There are disadvantages also, of course. The piston will be weaker in structure. It is often heavier since the manufacturer has to increase wall thickness in order to achieve sufficient strength. The heat expansion cannot be controlled and is therefore often not completely round since the piston pin requires some material on the inside. They are also produced in bulk with most manufacturers only producing sizes that are close to factory specifications. This also makes them more affordable.
Although internal combustion engine pistons commonly contain trace amounts (less than 2% each) of copper, manganese, and nickel, the major element in automotive pistons is aluminum due to its light weight, low cost, and acceptable strength. The alloying element of concern in automotive pistons is silicon.
Silicon in this context can be thought of as “powdered sand”. Any silicon that is added to aluminum above a 12% content will retain a distinct granular form instead of melting. At a blend of 25% silicon there is a significant reduction of strength in the piston alloy so stock hypereutectic pistons commonly use a level of silicon between 16% and 19%. Special molds, casting, and cooling techniques are required to obtain uniformly dispersed silicon particles throughout the piston material.
The biggest drawback of adding silicon to pistons is that the piston becomes more brittle as the ratio of silicon is added. This makes the piston more susceptible to cracking if the engine experiences pre-ignition or detonation as well as when power adders are installed. Performance replacement alloys.
When auto enthusiasts want to increase the power of the engine they may add some type of forced induction. By compressing more air and fuel into each intake cycle, the power of the engine can be dramatically increased. This also increases the heat and pressure in the cylinder.
The 4032 performance piston alloy has a silicon content of approximately 11%. This means that it expands less than a piston with no silicon, but since the silicon is fully alloyed on a molecular level (eutectic), the alloy is less brittle and more flexible than a stock hypereutectic “smog” piston. These pistons can survive mild detonation with less damage than stock pistons.
Aftermarket performance pistons are most commonly made from 4032 and 2618 alloys and are typically forged. The 2618 performance piston alloy has less than 2% silicon. This alloy is capable of experiencing the most detonation and abuse while suffering the least amount of damage.
By utilizing state-of-the-art CNC machines, most manufacturers can maintain exact specifications and tolerances. This makes them structurally more durable. Forged pistons are well known in the racing and performance industry because of their ability to withstand more heat, higher RPMs, higher boost and higher temperatures. But forged pistons are not just for professional racers. Another advantage to a forged piston is that they can be individually made to any custom size or specification without the high cost of casting.
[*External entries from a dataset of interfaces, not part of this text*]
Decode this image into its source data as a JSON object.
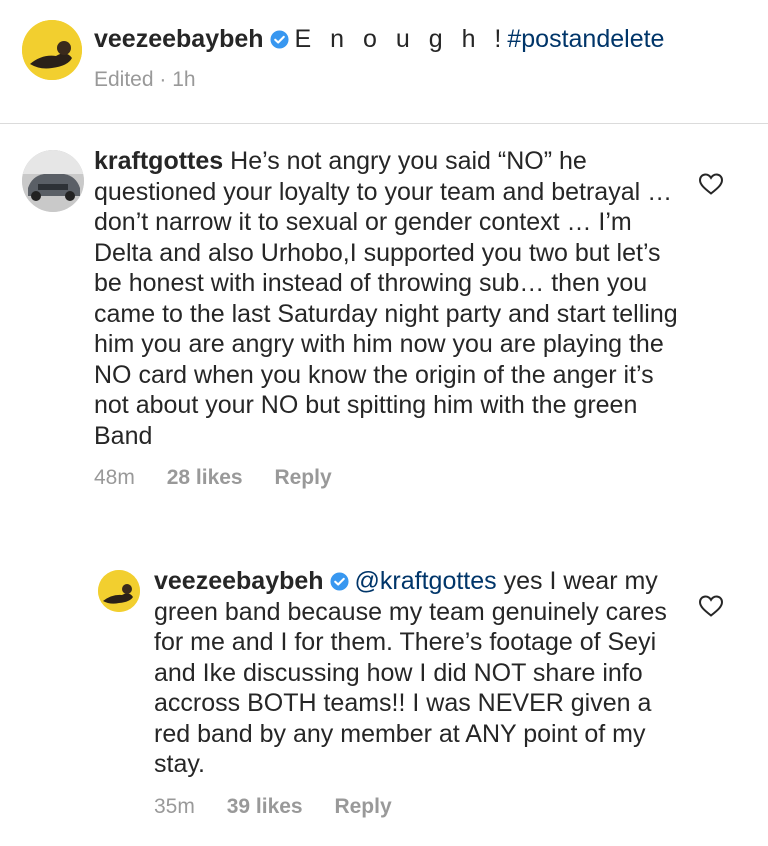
{
  "caption": {
    "username": "veezeebaybeh",
    "text": "E n o u g h !",
    "hashtag": "#postandelete",
    "meta": "Edited · 1h"
  },
  "comments": [
    {
      "username": "kraftgottes",
      "text": "He’s not angry you said “NO” he questioned your loyalty to your team and betrayal … don’t narrow it to sexual or gender context … I’m Delta and also Urhobo,I supported you two but let’s be honest with instead of throwing sub… then you came to the last Saturday night party and start telling him you are angry with him now you are playing the NO card when you know the origin of the anger it’s not about your NO but spitting him with the green Band",
      "time": "48m",
      "likes": "28 likes",
      "reply": "Reply"
    },
    {
      "username": "veezeebaybeh",
      "mention": "@kraftgottes",
      "text": "yes I wear my green band because my team genuinely cares for me and I for them. There’s footage of Seyi and Ike discussing how I did NOT share info accross BOTH teams!! I was NEVER given a red band by any member at ANY point of my stay.",
      "time": "35m",
      "likes": "39 likes",
      "reply": "Reply"
    }
  ],
  "icons": {
    "verified": "verified-badge-icon",
    "heart": "heart-outline-icon"
  },
  "colors": {
    "link": "#003569",
    "verified": "#3897f0",
    "muted": "#999999"
  }
}
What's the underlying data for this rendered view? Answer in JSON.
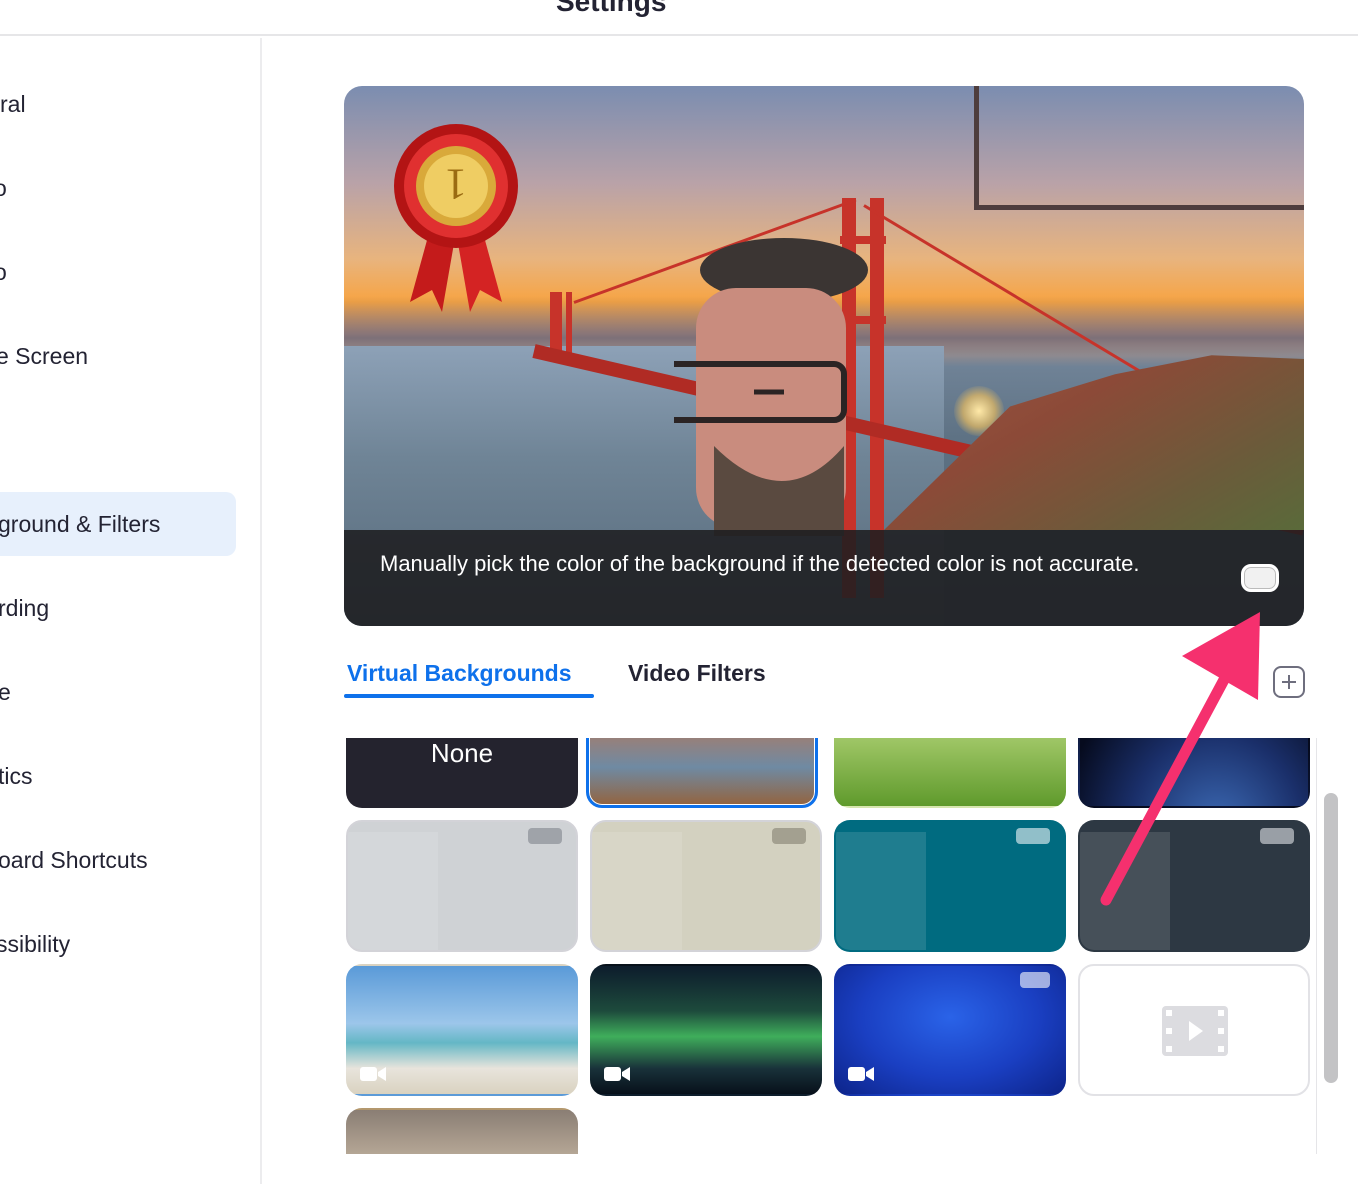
{
  "window": {
    "title": "Settings"
  },
  "sidebar": {
    "items": [
      {
        "label": "ral",
        "active": false
      },
      {
        "label": "o",
        "active": false
      },
      {
        "label": "o",
        "active": false
      },
      {
        "label": "e Screen",
        "active": false
      },
      {
        "label": "",
        "active": false
      },
      {
        "label": "ground & Filters",
        "active": true
      },
      {
        "label": "rding",
        "active": false
      },
      {
        "label": "e",
        "active": false
      },
      {
        "label": "tics",
        "active": false
      },
      {
        "label": "oard Shortcuts",
        "active": false
      },
      {
        "label": "ssibility",
        "active": false
      }
    ]
  },
  "preview": {
    "overlay_text": "Manually pick the color of the background if the detected color is not accurate."
  },
  "tabs": {
    "virtual_backgrounds": "Virtual Backgrounds",
    "video_filters": "Video Filters"
  },
  "backgrounds": {
    "none_label": "None"
  },
  "colors": {
    "accent": "#0e71eb",
    "active_nav_bg": "#e7f0fc",
    "annotation_arrow": "#f5306e"
  }
}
The choice between using a Cast, Hypereutectic or Forged piston is dictated by the application. Forged pistons may not be absolutely necessary in all applications. However, the minor additional cost of a forged piston can save your motor from disaster in a marginal situation.